Aspects of Predation of Seals by Polar Bears
Ringed seals and bearded seals killed by polar bears in the western arctic and the eastern high arctic were collected to study interspecific relationships and scavenging of unutilized seal remains.
Diet composition of polar bears in Svalbard and the western Barents Sea
It is believed that different patterns of space use by different bears may result in geographic variation of diet within the same population, and bearded seals are an important dietary item for polar bears in the western Barents Sea.
Polar bear predation of ringed and bearded seals in the land-fast sea ice habitat
Predation of seals by the polar bear, Ursus maritimus, was not significant in the Western Arctic.
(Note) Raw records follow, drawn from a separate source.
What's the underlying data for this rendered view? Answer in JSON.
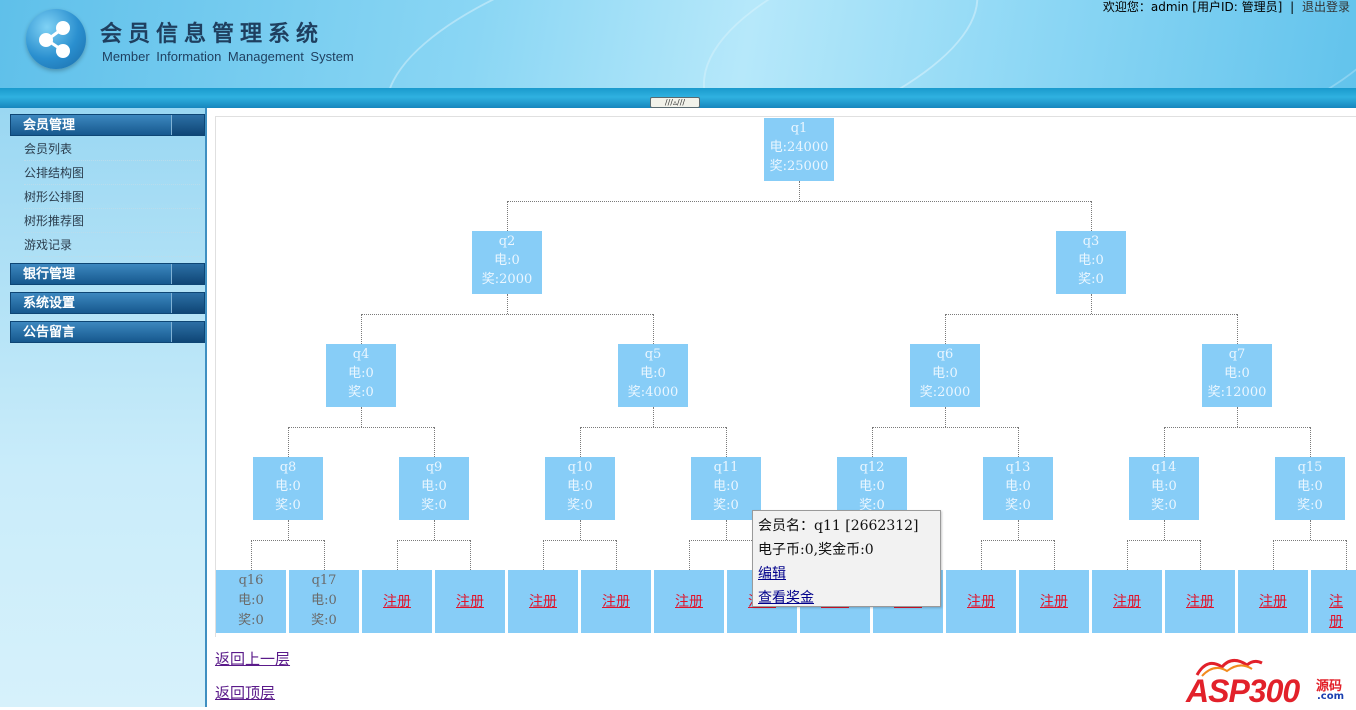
{
  "header": {
    "title": "会员信息管理系统",
    "subtitle": "Member Information Management System",
    "welcome": "欢迎您：admin [用户ID: 管理员]",
    "separator": "|",
    "logout": "退出登录",
    "collapse_icon": "collapse-up-icon"
  },
  "sidebar": {
    "groups": [
      {
        "label": "会员管理",
        "items": [
          "会员列表",
          "公排结构图",
          "树形公排图",
          "树形推荐图",
          "游戏记录"
        ]
      },
      {
        "label": "银行管理",
        "items": []
      },
      {
        "label": "系统设置",
        "items": []
      },
      {
        "label": "公告留言",
        "items": []
      }
    ]
  },
  "tree": {
    "nodes": [
      {
        "name": "q1",
        "dian": "电:24000",
        "jiang": "奖:25000"
      },
      {
        "name": "q2",
        "dian": "电:0",
        "jiang": "奖:2000"
      },
      {
        "name": "q3",
        "dian": "电:0",
        "jiang": "奖:0"
      },
      {
        "name": "q4",
        "dian": "电:0",
        "jiang": "奖:0"
      },
      {
        "name": "q5",
        "dian": "电:0",
        "jiang": "奖:4000"
      },
      {
        "name": "q6",
        "dian": "电:0",
        "jiang": "奖:2000"
      },
      {
        "name": "q7",
        "dian": "电:0",
        "jiang": "奖:12000"
      },
      {
        "name": "q8",
        "dian": "电:0",
        "jiang": "奖:0"
      },
      {
        "name": "q9",
        "dian": "电:0",
        "jiang": "奖:0"
      },
      {
        "name": "q10",
        "dian": "电:0",
        "jiang": "奖:0"
      },
      {
        "name": "q11",
        "dian": "电:0",
        "jiang": "奖:0"
      },
      {
        "name": "q12",
        "dian": "电:0",
        "jiang": "奖:0"
      },
      {
        "name": "q13",
        "dian": "电:0",
        "jiang": "奖:0"
      },
      {
        "name": "q14",
        "dian": "电:0",
        "jiang": "奖:0"
      },
      {
        "name": "q15",
        "dian": "电:0",
        "jiang": "奖:0"
      }
    ],
    "leaves": [
      {
        "name": "q16",
        "dian": "电:0",
        "jiang": "奖:0"
      },
      {
        "name": "q17",
        "dian": "电:0",
        "jiang": "奖:0"
      }
    ],
    "register_label": "注册"
  },
  "tooltip": {
    "member": "会员名：q11 [2662312]",
    "coins": "电子币:0,奖金币:0",
    "edit": "编辑",
    "view_bonus": "查看奖金"
  },
  "nav": {
    "back_one": "返回上一层",
    "back_top": "返回顶层"
  },
  "watermark": {
    "brand": "ASP300",
    "code": "源码",
    "domain": ".com"
  },
  "colors": {
    "node_bg": "#87cdf7",
    "register_link": "#e0142b",
    "menu_head": "#16588e"
  }
}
In the High Central and Eastern Arctic, and along southeastern Baffin Island, bear predation of the
Polar Bear Predatory Behaviour toward Molting Barnacle Geese and Nesting Glaucous Gulls on Spitsbergen
These observations are the first documented instances of a polar bear hunting for barnacle goose and glaucous gull and provide additional evidence of the use of terrestrial prey by polar bears during the season of minimal ice extent.
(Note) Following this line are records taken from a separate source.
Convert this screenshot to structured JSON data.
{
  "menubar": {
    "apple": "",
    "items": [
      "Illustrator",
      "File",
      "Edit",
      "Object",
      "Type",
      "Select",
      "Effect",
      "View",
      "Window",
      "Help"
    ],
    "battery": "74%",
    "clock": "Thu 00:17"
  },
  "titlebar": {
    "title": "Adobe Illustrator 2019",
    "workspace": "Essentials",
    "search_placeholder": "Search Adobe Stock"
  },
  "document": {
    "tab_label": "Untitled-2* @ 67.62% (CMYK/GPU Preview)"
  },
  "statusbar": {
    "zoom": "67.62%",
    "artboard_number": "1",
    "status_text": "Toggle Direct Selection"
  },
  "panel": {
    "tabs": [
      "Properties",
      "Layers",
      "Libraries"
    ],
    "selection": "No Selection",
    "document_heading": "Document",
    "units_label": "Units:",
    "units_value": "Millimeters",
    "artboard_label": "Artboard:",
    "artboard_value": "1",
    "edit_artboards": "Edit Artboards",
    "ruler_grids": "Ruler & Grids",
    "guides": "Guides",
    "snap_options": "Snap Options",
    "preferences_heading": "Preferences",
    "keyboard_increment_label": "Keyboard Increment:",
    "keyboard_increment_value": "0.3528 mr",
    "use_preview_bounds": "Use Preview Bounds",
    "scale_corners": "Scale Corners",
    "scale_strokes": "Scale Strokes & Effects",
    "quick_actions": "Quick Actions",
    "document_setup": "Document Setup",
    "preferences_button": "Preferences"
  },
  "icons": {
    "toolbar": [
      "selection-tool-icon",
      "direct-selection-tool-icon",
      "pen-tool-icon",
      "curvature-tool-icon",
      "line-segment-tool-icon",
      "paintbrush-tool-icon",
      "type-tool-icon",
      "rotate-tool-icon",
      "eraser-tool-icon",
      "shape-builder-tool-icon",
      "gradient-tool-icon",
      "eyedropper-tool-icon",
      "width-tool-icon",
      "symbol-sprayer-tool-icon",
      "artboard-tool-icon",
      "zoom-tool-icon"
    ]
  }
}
Nocturnal and diurnal foraging behaviour of brown bears (Ursus arctos) on a salmon stream in coastal British Columbia
The results indicate that brown bears are highly successful during nocturnal foraging and exploit this period during spawning migration to maximize their consumption rates of an ephemeral resource.
Cannibalism of a Yearling Polar Bear ( Ursus maritimus ) at Churchill, Canada
Circumstantial evidence suggests that the adult male killed the yearling, although it is possible that he took the kill from another bear.
Terrestrial Foraging by Polar Bears during the Ice-Free Period in Western Hudson Bay
Food habits of polar bears on land during the ice-free period in western Hudson Bay were examined and the energetic importance of terrestrial foraging was not able to be determined, but the intake may reduce the rate of weight loss of bear on land, particularly in years when berries are abundant.
The significance of supplemental food to polar bears during the ice-free period of Hudson Bay
The data indicated that individual needs and learning were major factors determining which bears used the Churchill dump, and bears which fed in the dump were significantly heavier than those which did not.
The Food Habits of Polar Bears of James Bay and Southwest Hudson Bay in Summer and Autumn
A study of summer and autumn food habits of polar bears ( Ursus maritimus Phipps) on some islands of James Bay and the coastal mainland of southwest Hudson Bay was conducted in 1968 and 1969.